Effects of filtration on right ventricular function by the gated blood pool SPECT by Samane Mohseni; Alireza Kamali-Asl; Ahmad Bitarafan-Rajabi; Seyed Mohammad Entezarmahdi; Zohre Shahpouri; Nahid Yaghoobi (384-390).
Gated blood po ol single photon emission computed tomography (GBPS) offers the possibility of obtaining additional functional information from blood pool studies, including evaluation of left and right ventricular function simultaneously. The calculation of ventricular volumes based on the identification of the endocardial surface would be influenced by the spatial resolution in the reconstructed images.
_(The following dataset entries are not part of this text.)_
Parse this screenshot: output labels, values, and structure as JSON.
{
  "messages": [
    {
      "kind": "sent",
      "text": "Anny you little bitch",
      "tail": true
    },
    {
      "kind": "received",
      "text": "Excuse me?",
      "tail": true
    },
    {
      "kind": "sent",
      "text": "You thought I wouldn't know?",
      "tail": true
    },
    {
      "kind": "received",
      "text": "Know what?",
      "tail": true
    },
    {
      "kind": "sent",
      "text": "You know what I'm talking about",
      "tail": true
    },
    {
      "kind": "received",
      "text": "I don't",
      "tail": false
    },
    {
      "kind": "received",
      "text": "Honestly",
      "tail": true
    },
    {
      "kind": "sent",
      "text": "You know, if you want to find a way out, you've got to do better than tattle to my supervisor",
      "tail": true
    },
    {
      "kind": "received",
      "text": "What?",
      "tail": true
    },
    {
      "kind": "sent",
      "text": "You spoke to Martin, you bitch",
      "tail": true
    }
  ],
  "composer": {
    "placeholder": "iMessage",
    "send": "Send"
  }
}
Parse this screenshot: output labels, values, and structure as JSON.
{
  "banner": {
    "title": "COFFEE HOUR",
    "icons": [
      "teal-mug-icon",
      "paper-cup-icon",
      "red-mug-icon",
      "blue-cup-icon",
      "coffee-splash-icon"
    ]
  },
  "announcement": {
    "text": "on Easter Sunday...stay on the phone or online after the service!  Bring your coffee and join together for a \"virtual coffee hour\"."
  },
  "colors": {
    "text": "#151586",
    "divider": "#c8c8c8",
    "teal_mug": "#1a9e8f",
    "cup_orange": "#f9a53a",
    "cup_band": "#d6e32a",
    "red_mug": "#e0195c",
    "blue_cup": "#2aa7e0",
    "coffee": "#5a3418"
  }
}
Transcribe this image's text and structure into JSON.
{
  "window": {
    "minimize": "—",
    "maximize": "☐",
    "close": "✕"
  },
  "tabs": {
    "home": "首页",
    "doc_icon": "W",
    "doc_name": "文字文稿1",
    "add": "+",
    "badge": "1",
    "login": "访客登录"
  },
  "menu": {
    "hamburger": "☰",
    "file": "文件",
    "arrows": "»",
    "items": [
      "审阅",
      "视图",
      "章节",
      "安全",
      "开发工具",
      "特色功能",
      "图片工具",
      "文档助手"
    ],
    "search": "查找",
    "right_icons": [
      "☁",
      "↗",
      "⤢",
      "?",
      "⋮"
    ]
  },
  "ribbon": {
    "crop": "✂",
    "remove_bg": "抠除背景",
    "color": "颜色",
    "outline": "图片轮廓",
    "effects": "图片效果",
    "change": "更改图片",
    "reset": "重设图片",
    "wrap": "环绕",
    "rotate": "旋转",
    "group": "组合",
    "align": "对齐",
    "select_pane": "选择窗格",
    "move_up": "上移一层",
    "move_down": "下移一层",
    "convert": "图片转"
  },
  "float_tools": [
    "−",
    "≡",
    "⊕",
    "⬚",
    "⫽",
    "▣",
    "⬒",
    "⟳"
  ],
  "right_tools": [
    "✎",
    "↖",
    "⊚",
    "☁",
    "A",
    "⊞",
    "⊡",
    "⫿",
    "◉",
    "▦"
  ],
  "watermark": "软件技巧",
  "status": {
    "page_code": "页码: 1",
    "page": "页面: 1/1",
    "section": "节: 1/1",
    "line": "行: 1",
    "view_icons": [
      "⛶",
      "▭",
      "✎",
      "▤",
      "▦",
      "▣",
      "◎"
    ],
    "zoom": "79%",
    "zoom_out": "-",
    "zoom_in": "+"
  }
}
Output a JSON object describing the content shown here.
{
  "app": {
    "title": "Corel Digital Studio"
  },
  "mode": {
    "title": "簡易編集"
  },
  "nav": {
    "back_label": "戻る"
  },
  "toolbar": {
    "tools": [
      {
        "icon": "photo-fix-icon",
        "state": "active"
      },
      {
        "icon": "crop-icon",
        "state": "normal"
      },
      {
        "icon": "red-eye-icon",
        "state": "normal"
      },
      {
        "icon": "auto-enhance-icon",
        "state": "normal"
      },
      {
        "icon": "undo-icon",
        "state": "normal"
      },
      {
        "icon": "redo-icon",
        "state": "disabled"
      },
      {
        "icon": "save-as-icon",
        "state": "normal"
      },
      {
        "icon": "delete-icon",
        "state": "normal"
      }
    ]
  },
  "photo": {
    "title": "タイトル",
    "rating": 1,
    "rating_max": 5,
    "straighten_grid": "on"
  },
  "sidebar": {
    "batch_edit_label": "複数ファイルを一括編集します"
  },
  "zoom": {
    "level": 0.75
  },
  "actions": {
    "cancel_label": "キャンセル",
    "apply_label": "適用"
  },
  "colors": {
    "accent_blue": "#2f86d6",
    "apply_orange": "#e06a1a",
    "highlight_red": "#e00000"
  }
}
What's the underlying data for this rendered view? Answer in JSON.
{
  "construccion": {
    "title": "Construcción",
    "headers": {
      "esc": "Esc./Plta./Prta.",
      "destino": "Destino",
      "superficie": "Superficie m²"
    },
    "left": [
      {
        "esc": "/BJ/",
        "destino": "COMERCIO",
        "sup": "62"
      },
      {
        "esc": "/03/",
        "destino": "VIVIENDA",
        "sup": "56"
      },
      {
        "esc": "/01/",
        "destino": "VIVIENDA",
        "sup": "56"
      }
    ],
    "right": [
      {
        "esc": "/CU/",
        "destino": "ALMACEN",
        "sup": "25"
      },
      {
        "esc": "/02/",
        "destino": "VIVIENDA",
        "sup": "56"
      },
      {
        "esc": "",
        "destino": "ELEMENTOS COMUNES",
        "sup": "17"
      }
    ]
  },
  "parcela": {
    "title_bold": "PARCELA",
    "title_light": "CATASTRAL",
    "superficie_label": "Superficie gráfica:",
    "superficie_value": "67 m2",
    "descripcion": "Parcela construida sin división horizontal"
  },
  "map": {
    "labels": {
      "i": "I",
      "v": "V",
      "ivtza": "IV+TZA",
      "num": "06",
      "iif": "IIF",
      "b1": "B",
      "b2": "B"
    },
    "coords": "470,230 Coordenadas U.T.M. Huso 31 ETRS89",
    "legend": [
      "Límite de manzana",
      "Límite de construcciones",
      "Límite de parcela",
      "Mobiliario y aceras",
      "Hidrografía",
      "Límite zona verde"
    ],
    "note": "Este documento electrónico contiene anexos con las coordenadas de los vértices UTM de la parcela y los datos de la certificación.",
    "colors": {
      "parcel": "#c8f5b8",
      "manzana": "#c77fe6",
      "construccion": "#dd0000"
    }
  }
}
This study was performed to evaluate the effect of different filters on the right ventricular function.The normal four-dimensional (4-D) NURBS-based cardiac-torso (NCAT) phantom with known right ventricular volume and ejection fraction was generated. The SIMIND Monte Carlo program was used to create projections. The studies were reconstructed by FBP and post-processing filtration such as Butterworth, Hanning, Shepp-Logan, Metz and Wiener in different statuses (cutoff and order). Using the Cedars–Sinai QBS (quantitative blood pool SPECT) package, the ventricular functional parameters were computed. The calculated values were analyzed and compared with the normal NCAT results.The results implied that the calculated right ventricular end diastolic volume (RVEDV) by Butterworth filtration (cutoff frequency = 0.3) agreed more with the NCAT Phantom characteristics [relative difference percentage (RDP) = 1.2 %], while the maximum accordance in the calculation of the RV ejection fraction (EF) (RDP = 3 %) was observed by Metz filter (FWHM 20 pixel). Also, the results of this study demonstrate that the Butterworth filter provided the most stable values (cutoff frequency = 0.4–0.5) in the estimation of RVEDV (RDP = 7.5 %). The Hanning and Shepp-Logan filters produced a much larger RDP, particularly in low frequency (41.1 and 21.5 %, respectively) compared to other filters.This study demonstrated that the operation of different filters has a severe effect in computing right ventricular volume. The resolution recovery and Butterworth filters tend to give more comparable ventricular volumes with the actual normal NCAT value. Further evaluation using a large clinical database is underway to evaluate the optimum protocol in a clinical setting.
Keywords: GBPS; NCAT; Ventricular function; Filtration